[Dataset items]

****

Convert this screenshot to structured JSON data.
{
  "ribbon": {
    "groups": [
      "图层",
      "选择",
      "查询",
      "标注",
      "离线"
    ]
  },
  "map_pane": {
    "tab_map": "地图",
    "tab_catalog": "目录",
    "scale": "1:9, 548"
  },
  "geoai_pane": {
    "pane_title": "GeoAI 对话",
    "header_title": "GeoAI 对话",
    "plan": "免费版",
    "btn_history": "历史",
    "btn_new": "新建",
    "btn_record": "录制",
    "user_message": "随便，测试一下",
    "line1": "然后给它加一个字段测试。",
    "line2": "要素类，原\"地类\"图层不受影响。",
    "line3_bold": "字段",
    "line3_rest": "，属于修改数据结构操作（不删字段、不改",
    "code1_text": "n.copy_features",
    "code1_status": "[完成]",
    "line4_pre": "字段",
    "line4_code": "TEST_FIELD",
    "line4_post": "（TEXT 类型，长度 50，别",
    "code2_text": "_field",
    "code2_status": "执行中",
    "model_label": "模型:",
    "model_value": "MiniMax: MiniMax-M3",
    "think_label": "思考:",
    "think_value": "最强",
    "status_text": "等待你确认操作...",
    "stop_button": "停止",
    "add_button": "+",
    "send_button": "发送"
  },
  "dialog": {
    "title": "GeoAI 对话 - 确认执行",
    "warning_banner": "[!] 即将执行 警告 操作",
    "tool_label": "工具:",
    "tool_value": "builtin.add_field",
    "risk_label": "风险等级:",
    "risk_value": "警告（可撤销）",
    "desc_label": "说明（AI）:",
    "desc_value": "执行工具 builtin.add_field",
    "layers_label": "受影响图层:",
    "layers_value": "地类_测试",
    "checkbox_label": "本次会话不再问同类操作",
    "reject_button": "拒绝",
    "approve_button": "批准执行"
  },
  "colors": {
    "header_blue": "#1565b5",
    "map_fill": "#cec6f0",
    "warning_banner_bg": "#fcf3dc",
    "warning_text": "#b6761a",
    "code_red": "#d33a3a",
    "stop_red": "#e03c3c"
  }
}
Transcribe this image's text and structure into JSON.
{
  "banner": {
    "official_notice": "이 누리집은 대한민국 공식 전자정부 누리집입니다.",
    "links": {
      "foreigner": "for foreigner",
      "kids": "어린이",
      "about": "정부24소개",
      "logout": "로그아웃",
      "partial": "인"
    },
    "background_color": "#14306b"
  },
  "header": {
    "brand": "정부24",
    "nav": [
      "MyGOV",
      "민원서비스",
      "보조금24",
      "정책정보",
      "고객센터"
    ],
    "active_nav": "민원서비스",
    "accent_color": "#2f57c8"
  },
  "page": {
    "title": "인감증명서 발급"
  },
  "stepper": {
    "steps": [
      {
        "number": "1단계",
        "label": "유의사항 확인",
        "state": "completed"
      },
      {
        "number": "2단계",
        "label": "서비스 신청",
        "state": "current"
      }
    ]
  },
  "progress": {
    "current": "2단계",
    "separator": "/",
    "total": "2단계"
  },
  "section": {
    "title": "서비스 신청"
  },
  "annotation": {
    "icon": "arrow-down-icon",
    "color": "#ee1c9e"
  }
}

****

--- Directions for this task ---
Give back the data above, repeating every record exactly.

--- Response below ---
Convert this screenshot to structured JSON data.
{
  "ribbon": {
    "groups": [
      "图层",
      "选择",
      "查询",
      "标注",
      "离线"
    ]
  },
  "map_pane": {
    "tab_map": "地图",
    "tab_catalog": "目录",
    "scale": "1:9, 548"
  },
  "geoai_pane": {
    "pane_title": "GeoAI 对话",
    "header_title": "GeoAI 对话",
    "plan": "免费版",
    "btn_history": "历史",
    "btn_new": "新建",
    "btn_record": "录制",
    "user_message": "随便，测试一下",
    "line1": "然后给它加一个字段测试。",
    "line2": "要素类，原\"地类\"图层不受影响。",
    "line3_bold": "字段",
    "line3_rest": "，属于修改数据结构操作（不删字段、不改",
    "code1_text": "n.copy_features",
    "code1_status": "[完成]",
    "line4_pre": "字段",
    "line4_code": "TEST_FIELD",
    "line4_post": "（TEXT 类型，长度 50，别",
    "code2_text": "_field",
    "code2_status": "执行中",
    "model_label": "模型:",
    "model_value": "MiniMax: MiniMax-M3",
    "think_label": "思考:",
    "think_value": "最强",
    "status_text": "等待你确认操作...",
    "stop_button": "停止",
    "add_button": "+",
    "send_button": "发送"
  },
  "dialog": {
    "title": "GeoAI 对话 - 确认执行",
    "warning_banner": "[!] 即将执行 警告 操作",
    "tool_label": "工具:",
    "tool_value": "builtin.add_field",
    "risk_label": "风险等级:",
    "risk_value": "警告（可撤销）",
    "desc_label": "说明（AI）:",
    "desc_value": "执行工具 builtin.add_field",
    "layers_label": "受影响图层:",
    "layers_value": "地类_测试",
    "checkbox_label": "本次会话不再问同类操作",
    "reject_button": "拒绝",
    "approve_button": "批准执行"
  },
  "colors": {
    "header_blue": "#1565b5",
    "map_fill": "#cec6f0",
    "warning_banner_bg": "#fcf3dc",
    "warning_text": "#b6761a",
    "code_red": "#d33a3a",
    "stop_red": "#e03c3c"
  }
}
Transcribe this image's text and structure into JSON.
{
  "banner": {
    "official_notice": "이 누리집은 대한민국 공식 전자정부 누리집입니다.",
    "links": {
      "foreigner": "for foreigner",
      "kids": "어린이",
      "about": "정부24소개",
      "logout": "로그아웃",
      "partial": "인"
    },
    "background_color": "#14306b"
  },
  "header": {
    "brand": "정부24",
    "nav": [
      "MyGOV",
      "민원서비스",
      "보조금24",
      "정책정보",
      "고객센터"
    ],
    "active_nav": "민원서비스",
    "accent_color": "#2f57c8"
  },
  "page": {
    "title": "인감증명서 발급"
  },
  "stepper": {
    "steps": [
      {
        "number": "1단계",
        "label": "유의사항 확인",
        "state": "completed"
      },
      {
        "number": "2단계",
        "label": "서비스 신청",
        "state": "current"
      }
    ]
  },
  "progress": {
    "current": "2단계",
    "separator": "/",
    "total": "2단계"
  },
  "section": {
    "title": "서비스 신청"
  },
  "annotation": {
    "icon": "arrow-down-icon",
    "color": "#ee1c9e"
  }
}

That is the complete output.